══ Record set ══

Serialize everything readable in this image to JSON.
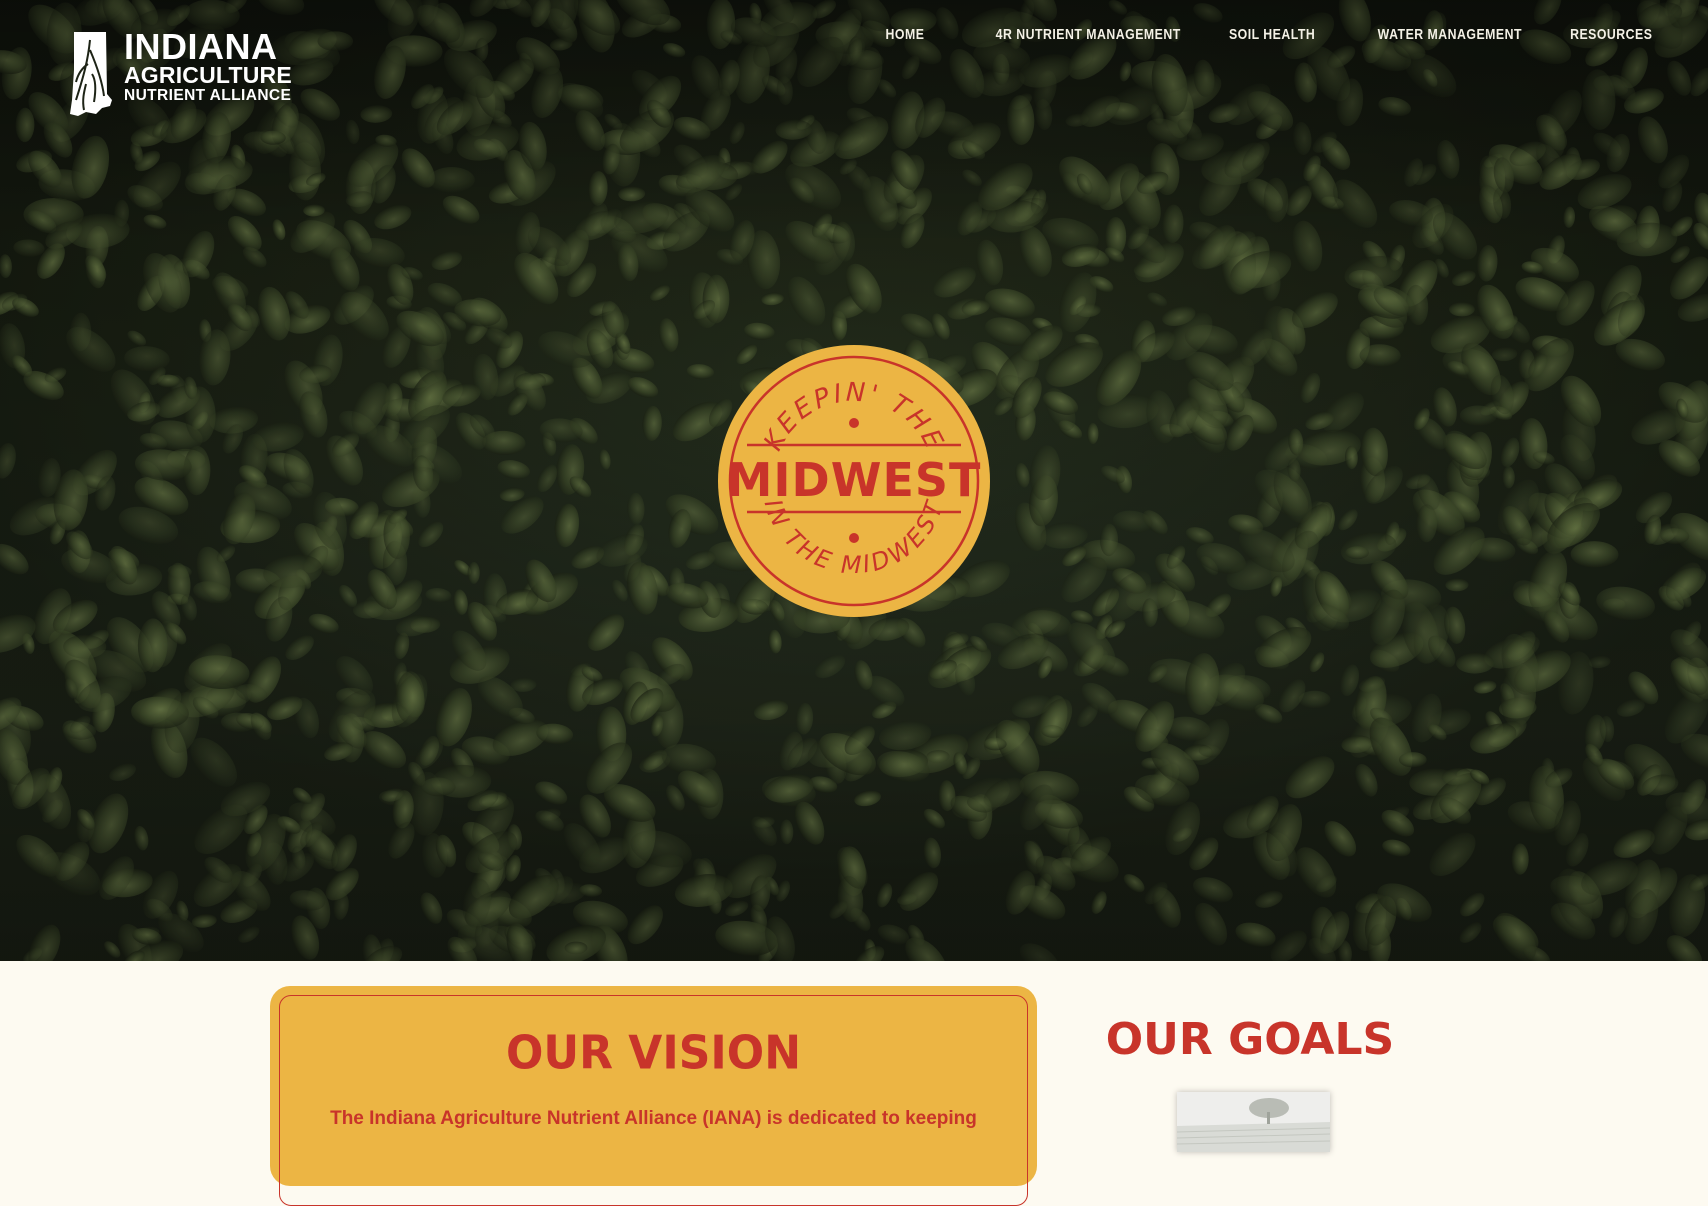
{
  "logo": {
    "line1": "INDIANA",
    "line2": "AGRICULTURE",
    "line3": "NUTRIENT ALLIANCE"
  },
  "nav": {
    "items": [
      {
        "label": "HOME"
      },
      {
        "label": "4R NUTRIENT MANAGEMENT"
      },
      {
        "label": "SOIL HEALTH"
      },
      {
        "label": "WATER MANAGEMENT"
      },
      {
        "label": "RESOURCES"
      }
    ]
  },
  "badge": {
    "top_text": "KEEPIN' THE",
    "center_text": "MIDWEST",
    "bottom_text": "IN THE MIDWEST"
  },
  "vision": {
    "title": "OUR VISION",
    "body": "The Indiana Agriculture Nutrient Alliance (IANA) is dedicated to keeping"
  },
  "goals": {
    "title": "OUR GOALS"
  },
  "colors": {
    "accent_red": "#c8342a",
    "badge_yellow": "#ecb544",
    "page_cream": "#fdfaf1"
  }
}
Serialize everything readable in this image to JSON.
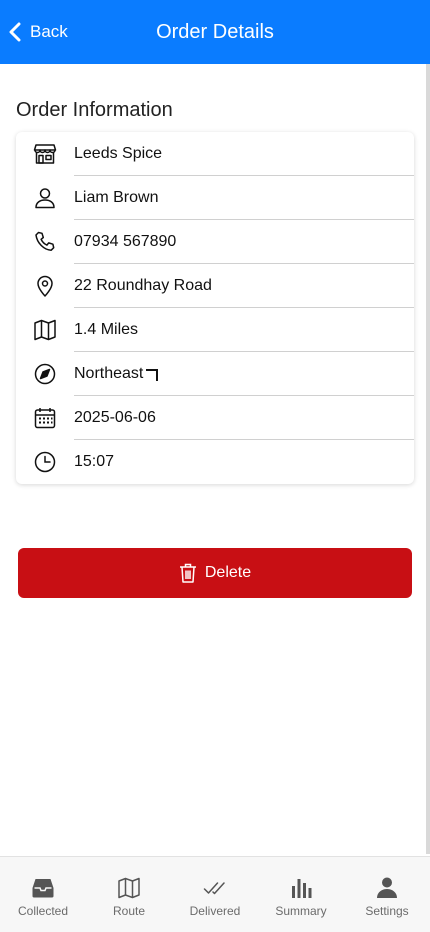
{
  "header": {
    "back_label": "Back",
    "title": "Order Details",
    "color": "#0a7cff"
  },
  "section": {
    "title": "Order Information"
  },
  "order": {
    "rows": [
      {
        "icon": "store-icon",
        "value": "Leeds Spice"
      },
      {
        "icon": "person-icon",
        "value": "Liam Brown"
      },
      {
        "icon": "phone-icon",
        "value": "07934 567890"
      },
      {
        "icon": "location-pin-icon",
        "value": "22 Roundhay Road"
      },
      {
        "icon": "map-icon",
        "value": "1.4 Miles"
      },
      {
        "icon": "compass-icon",
        "value": "Northeast"
      },
      {
        "icon": "calendar-icon",
        "value": "2025-06-06"
      },
      {
        "icon": "clock-icon",
        "value": "15:07"
      }
    ]
  },
  "actions": {
    "delete_label": "Delete",
    "delete_color": "#c80f14"
  },
  "tabbar": {
    "tabs": [
      {
        "label": "Collected",
        "icon": "inbox-tray-icon"
      },
      {
        "label": "Route",
        "icon": "map-icon"
      },
      {
        "label": "Delivered",
        "icon": "double-check-icon"
      },
      {
        "label": "Summary",
        "icon": "bar-chart-icon"
      },
      {
        "label": "Settings",
        "icon": "person-icon"
      }
    ]
  }
}
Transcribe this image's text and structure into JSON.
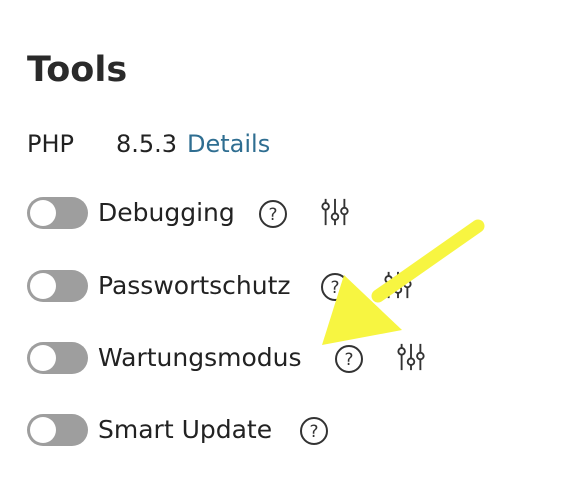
{
  "title": "Tools",
  "php": {
    "label": "PHP",
    "version": "8.5.3",
    "details_link": "Details"
  },
  "tools": [
    {
      "label": "Debugging",
      "enabled": false,
      "has_settings": true
    },
    {
      "label": "Passwortschutz",
      "enabled": false,
      "has_settings": true
    },
    {
      "label": "Wartungsmodus",
      "enabled": false,
      "has_settings": true
    },
    {
      "label": "Smart Update",
      "enabled": false,
      "has_settings": false
    }
  ],
  "icons": {
    "help": "question-circle-icon",
    "settings": "sliders-icon"
  },
  "colors": {
    "link": "#2f6e91",
    "toggle_off": "#9e9e9e",
    "annotation_arrow": "#f7f541",
    "text": "#222222"
  }
}
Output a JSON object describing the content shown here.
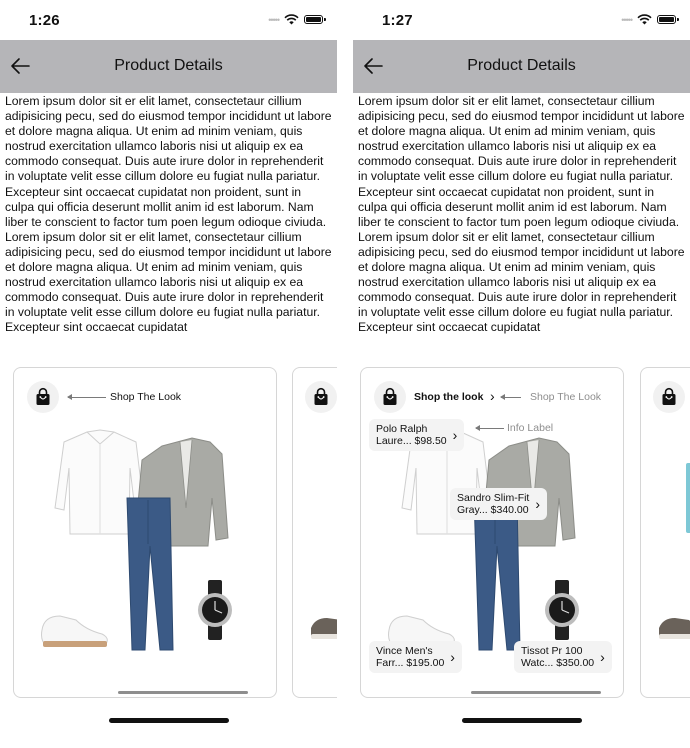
{
  "screens": [
    {
      "status": {
        "time": "1:26"
      },
      "nav": {
        "title": "Product Details"
      },
      "description": "Lorem ipsum dolor sit er elit lamet, consectetaur cillium adipisicing pecu, sed do eiusmod tempor incididunt ut labore et dolore magna aliqua. Ut enim ad minim veniam, quis nostrud exercitation ullamco laboris nisi ut aliquip ex ea commodo consequat. Duis aute irure dolor in reprehenderit in voluptate velit esse cillum dolore eu fugiat nulla pariatur. Excepteur sint occaecat cupidatat non proident, sunt in culpa qui officia deserunt mollit anim id est laborum. Nam liber te conscient to factor tum poen legum odioque civiuda. Lorem ipsum dolor sit er elit lamet, consectetaur cillium adipisicing pecu, sed do eiusmod tempor incididunt ut labore et dolore magna aliqua. Ut enim ad minim veniam, quis nostrud exercitation ullamco laboris nisi ut aliquip ex ea commodo consequat. Duis aute irure dolor in reprehenderit in voluptate velit esse cillum dolore eu fugiat nulla pariatur. Excepteur sint occaecat cupidatat",
      "card": {
        "annotation": "Shop The  Look"
      }
    },
    {
      "status": {
        "time": "1:27"
      },
      "nav": {
        "title": "Product Details"
      },
      "description": "Lorem ipsum dolor sit er elit lamet, consectetaur cillium adipisicing pecu, sed do eiusmod tempor incididunt ut labore et dolore magna aliqua. Ut enim ad minim veniam, quis nostrud exercitation ullamco laboris nisi ut aliquip ex ea commodo consequat. Duis aute irure dolor in reprehenderit in voluptate velit esse cillum dolore eu fugiat nulla pariatur. Excepteur sint occaecat cupidatat non proident, sunt in culpa qui officia deserunt mollit anim id est laborum. Nam liber te conscient to factor tum poen legum odioque civiuda. Lorem ipsum dolor sit er elit lamet, consectetaur cillium adipisicing pecu, sed do eiusmod tempor incididunt ut labore et dolore magna aliqua. Ut enim ad minim veniam, quis nostrud exercitation ullamco laboris nisi ut aliquip ex ea commodo consequat. Duis aute irure dolor in reprehenderit in voluptate velit esse cillum dolore eu fugiat nulla pariatur. Excepteur sint occaecat cupidatat",
      "card": {
        "shop_label": "Shop the look",
        "annotation": "Shop The Look",
        "info_annotation": "Info Label",
        "products": [
          {
            "line1": "Polo Ralph",
            "line2": "Laure... $98.50"
          },
          {
            "line1": "Sandro Slim-Fit",
            "line2": "Gray... $340.00"
          },
          {
            "line1": "Vince Men's",
            "line2": "Farr... $195.00"
          },
          {
            "line1": "Tissot Pr 100",
            "line2": "Watc... $350.00"
          }
        ]
      }
    }
  ],
  "icons": {
    "back": "arrow-left-icon",
    "bag": "shopping-bag-icon",
    "chevron": "chevron-right-icon",
    "wifi": "wifi-icon",
    "battery": "battery-icon"
  },
  "colors": {
    "navbar": "#b5b5b8",
    "pill": "#f3f3f3",
    "jacket": "#a9aaa5",
    "trousers": "#3b5a86"
  }
}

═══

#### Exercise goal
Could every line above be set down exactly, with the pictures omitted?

#### Solution to this task
Serialize everything readable in this image to JSON.
{
  "logo": {
    "line1": "INDIANA",
    "line2": "AGRICULTURE",
    "line3": "NUTRIENT ALLIANCE"
  },
  "nav": {
    "items": [
      {
        "label": "HOME"
      },
      {
        "label": "4R NUTRIENT MANAGEMENT"
      },
      {
        "label": "SOIL HEALTH"
      },
      {
        "label": "WATER MANAGEMENT"
      },
      {
        "label": "RESOURCES"
      }
    ]
  },
  "badge": {
    "top_text": "KEEPIN' THE",
    "center_text": "MIDWEST",
    "bottom_text": "IN THE MIDWEST"
  },
  "vision": {
    "title": "OUR VISION",
    "body": "The Indiana Agriculture Nutrient Alliance (IANA) is dedicated to keeping"
  },
  "goals": {
    "title": "OUR GOALS"
  },
  "colors": {
    "accent_red": "#c8342a",
    "badge_yellow": "#ecb544",
    "page_cream": "#fdfaf1"
  }
}
Serialize everything readable in this image to JSON.
{
  "header": {
    "back_label": "Back",
    "title": "Order Details",
    "color": "#0a7cff"
  },
  "section": {
    "title": "Order Information"
  },
  "order": {
    "rows": [
      {
        "icon": "store-icon",
        "value": "Leeds Spice"
      },
      {
        "icon": "person-icon",
        "value": "Liam Brown"
      },
      {
        "icon": "phone-icon",
        "value": "07934 567890"
      },
      {
        "icon": "location-pin-icon",
        "value": "22 Roundhay Road"
      },
      {
        "icon": "map-icon",
        "value": "1.4 Miles"
      },
      {
        "icon": "compass-icon",
        "value": "Northeast"
      },
      {
        "icon": "calendar-icon",
        "value": "2025-06-06"
      },
      {
        "icon": "clock-icon",
        "value": "15:07"
      }
    ]
  },
  "actions": {
    "delete_label": "Delete",
    "delete_color": "#c80f14"
  },
  "tabbar": {
    "tabs": [
      {
        "label": "Collected",
        "icon": "inbox-tray-icon"
      },
      {
        "label": "Route",
        "icon": "map-icon"
      },
      {
        "label": "Delivered",
        "icon": "double-check-icon"
      },
      {
        "label": "Summary",
        "icon": "bar-chart-icon"
      },
      {
        "label": "Settings",
        "icon": "person-icon"
      }
    ]
  }
}
Transcribe this image's text and structure into JSON.
{
  "title": "Tools",
  "php": {
    "label": "PHP",
    "version": "8.5.3",
    "details_link": "Details"
  },
  "tools": [
    {
      "label": "Debugging",
      "enabled": false,
      "has_settings": true
    },
    {
      "label": "Passwortschutz",
      "enabled": false,
      "has_settings": true
    },
    {
      "label": "Wartungsmodus",
      "enabled": false,
      "has_settings": true
    },
    {
      "label": "Smart Update",
      "enabled": false,
      "has_settings": false
    }
  ],
  "icons": {
    "help": "question-circle-icon",
    "settings": "sliders-icon"
  },
  "colors": {
    "link": "#2f6e91",
    "toggle_off": "#9e9e9e",
    "annotation_arrow": "#f7f541",
    "text": "#222222"
  }
}
Output a JSON object describing the content shown here.
{
  "screens": [
    {
      "status": {
        "time": "1:26"
      },
      "nav": {
        "title": "Product Details"
      },
      "description": "Lorem ipsum dolor sit er elit lamet, consectetaur cillium adipisicing pecu, sed do eiusmod tempor incididunt ut labore et dolore magna aliqua. Ut enim ad minim veniam, quis nostrud exercitation ullamco laboris nisi ut aliquip ex ea commodo consequat. Duis aute irure dolor in reprehenderit in voluptate velit esse cillum dolore eu fugiat nulla pariatur. Excepteur sint occaecat cupidatat non proident, sunt in culpa qui officia deserunt mollit anim id est laborum. Nam liber te conscient to factor tum poen legum odioque civiuda. Lorem ipsum dolor sit er elit lamet, consectetaur cillium adipisicing pecu, sed do eiusmod tempor incididunt ut labore et dolore magna aliqua. Ut enim ad minim veniam, quis nostrud exercitation ullamco laboris nisi ut aliquip ex ea commodo consequat. Duis aute irure dolor in reprehenderit in voluptate velit esse cillum dolore eu fugiat nulla pariatur. Excepteur sint occaecat cupidatat",
      "card": {
        "annotation": "Shop The  Look"
      }
    },
    {
      "status": {
        "time": "1:27"
      },
      "nav": {
        "title": "Product Details"
      },
      "description": "Lorem ipsum dolor sit er elit lamet, consectetaur cillium adipisicing pecu, sed do eiusmod tempor incididunt ut labore et dolore magna aliqua. Ut enim ad minim veniam, quis nostrud exercitation ullamco laboris nisi ut aliquip ex ea commodo consequat. Duis aute irure dolor in reprehenderit in voluptate velit esse cillum dolore eu fugiat nulla pariatur. Excepteur sint occaecat cupidatat non proident, sunt in culpa qui officia deserunt mollit anim id est laborum. Nam liber te conscient to factor tum poen legum odioque civiuda. Lorem ipsum dolor sit er elit lamet, consectetaur cillium adipisicing pecu, sed do eiusmod tempor incididunt ut labore et dolore magna aliqua. Ut enim ad minim veniam, quis nostrud exercitation ullamco laboris nisi ut aliquip ex ea commodo consequat. Duis aute irure dolor in reprehenderit in voluptate velit esse cillum dolore eu fugiat nulla pariatur. Excepteur sint occaecat cupidatat",
      "card": {
        "shop_label": "Shop the look",
        "annotation": "Shop The Look",
        "info_annotation": "Info Label",
        "products": [
          {
            "line1": "Polo Ralph",
            "line2": "Laure... $98.50"
          },
          {
            "line1": "Sandro Slim-Fit",
            "line2": "Gray... $340.00"
          },
          {
            "line1": "Vince Men's",
            "line2": "Farr... $195.00"
          },
          {
            "line1": "Tissot Pr 100",
            "line2": "Watc... $350.00"
          }
        ]
      }
    }
  ],
  "icons": {
    "back": "arrow-left-icon",
    "bag": "shopping-bag-icon",
    "chevron": "chevron-right-icon",
    "wifi": "wifi-icon",
    "battery": "battery-icon"
  },
  "colors": {
    "navbar": "#b5b5b8",
    "pill": "#f3f3f3",
    "jacket": "#a9aaa5",
    "trousers": "#3b5a86"
  }
}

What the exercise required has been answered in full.